ASA 127th Meeting M.I.T. 1994 June 6-10

3aPP18. Sudden changes in simulated room acoustics influence echo suppression.

Richard L. Freyman

Dept. of Commun. Disord., Univ. of Massachusetts, Amherst, MA 01003

Rachel K. Clifton

Daniel D. McCall

Univ. of Massachusetts, Amherst, MA 01003

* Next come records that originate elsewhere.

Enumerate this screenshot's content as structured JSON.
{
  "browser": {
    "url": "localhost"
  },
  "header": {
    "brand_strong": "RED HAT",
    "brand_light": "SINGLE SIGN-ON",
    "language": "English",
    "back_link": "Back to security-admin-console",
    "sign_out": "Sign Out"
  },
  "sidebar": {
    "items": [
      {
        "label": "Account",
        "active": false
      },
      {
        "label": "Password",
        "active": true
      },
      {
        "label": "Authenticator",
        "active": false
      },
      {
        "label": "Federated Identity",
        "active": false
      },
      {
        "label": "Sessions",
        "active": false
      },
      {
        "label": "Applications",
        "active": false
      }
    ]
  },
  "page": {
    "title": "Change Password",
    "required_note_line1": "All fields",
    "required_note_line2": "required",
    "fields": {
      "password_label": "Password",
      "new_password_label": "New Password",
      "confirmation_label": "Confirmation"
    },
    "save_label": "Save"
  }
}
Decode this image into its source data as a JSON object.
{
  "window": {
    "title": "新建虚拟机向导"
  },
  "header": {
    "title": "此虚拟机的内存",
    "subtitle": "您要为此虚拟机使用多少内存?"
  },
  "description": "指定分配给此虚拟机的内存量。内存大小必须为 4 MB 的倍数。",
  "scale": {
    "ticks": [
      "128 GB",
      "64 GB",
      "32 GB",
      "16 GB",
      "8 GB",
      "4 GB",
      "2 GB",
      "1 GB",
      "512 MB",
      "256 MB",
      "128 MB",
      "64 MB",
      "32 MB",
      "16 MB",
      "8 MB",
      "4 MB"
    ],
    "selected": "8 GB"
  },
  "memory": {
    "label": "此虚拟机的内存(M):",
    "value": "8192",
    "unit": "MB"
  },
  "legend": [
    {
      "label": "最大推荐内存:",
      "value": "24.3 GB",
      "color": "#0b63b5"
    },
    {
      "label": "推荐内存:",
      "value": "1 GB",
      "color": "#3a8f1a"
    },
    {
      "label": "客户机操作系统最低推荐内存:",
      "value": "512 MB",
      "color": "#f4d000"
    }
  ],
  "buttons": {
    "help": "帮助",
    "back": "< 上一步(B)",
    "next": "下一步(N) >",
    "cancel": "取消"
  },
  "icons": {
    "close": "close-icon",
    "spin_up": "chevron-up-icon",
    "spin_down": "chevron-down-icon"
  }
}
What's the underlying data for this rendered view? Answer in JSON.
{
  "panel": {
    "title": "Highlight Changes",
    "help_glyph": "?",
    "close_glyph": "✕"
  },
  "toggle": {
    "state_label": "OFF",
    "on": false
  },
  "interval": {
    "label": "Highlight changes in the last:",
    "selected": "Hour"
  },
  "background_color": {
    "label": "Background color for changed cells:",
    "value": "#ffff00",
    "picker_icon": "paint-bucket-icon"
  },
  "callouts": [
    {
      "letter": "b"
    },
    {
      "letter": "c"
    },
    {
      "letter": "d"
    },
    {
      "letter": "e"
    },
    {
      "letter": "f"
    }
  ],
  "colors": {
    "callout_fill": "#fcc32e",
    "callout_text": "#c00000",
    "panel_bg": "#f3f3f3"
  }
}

Listeners seated in an anechoic chamber discriminated the direction of the lag noise burst within a lead-lag pair. The lead loudspeakers were 42(degrees) or 48(degrees) left of midline, and the lag loudspeakers were 35(degrees) or 55(degrees) right. A train of noise bursts, during which the lag was always 45(degrees) right, preceded the test noise in some conditions. In the first experiment the lead was broadband (``B'') and lag was either high-(``H'') or low-pass (``L'') filtered. Discrimination of the test noise location was poorer when the B-L (lead-lag) test was preceded by a B-L train than when the test noise was presented in isolation, suggesting that echo suppression built up during the repetitious train. By comparison, discrimination of the B-L test was unaffected by a B-H train, indicating that any buildup of suppression during the train was broken when the lag's frequency shifted from H to L, which simulated a change in absorption of echoes by room surfaces. A second experiment in which the intensity of the lag varied between train and test produced similar results. The data are consistent with an interpretation in which echo suppression is temporarily broken when listeners' built-up expectations about room acoustics are violated. [Work supported by NIH DC01625.]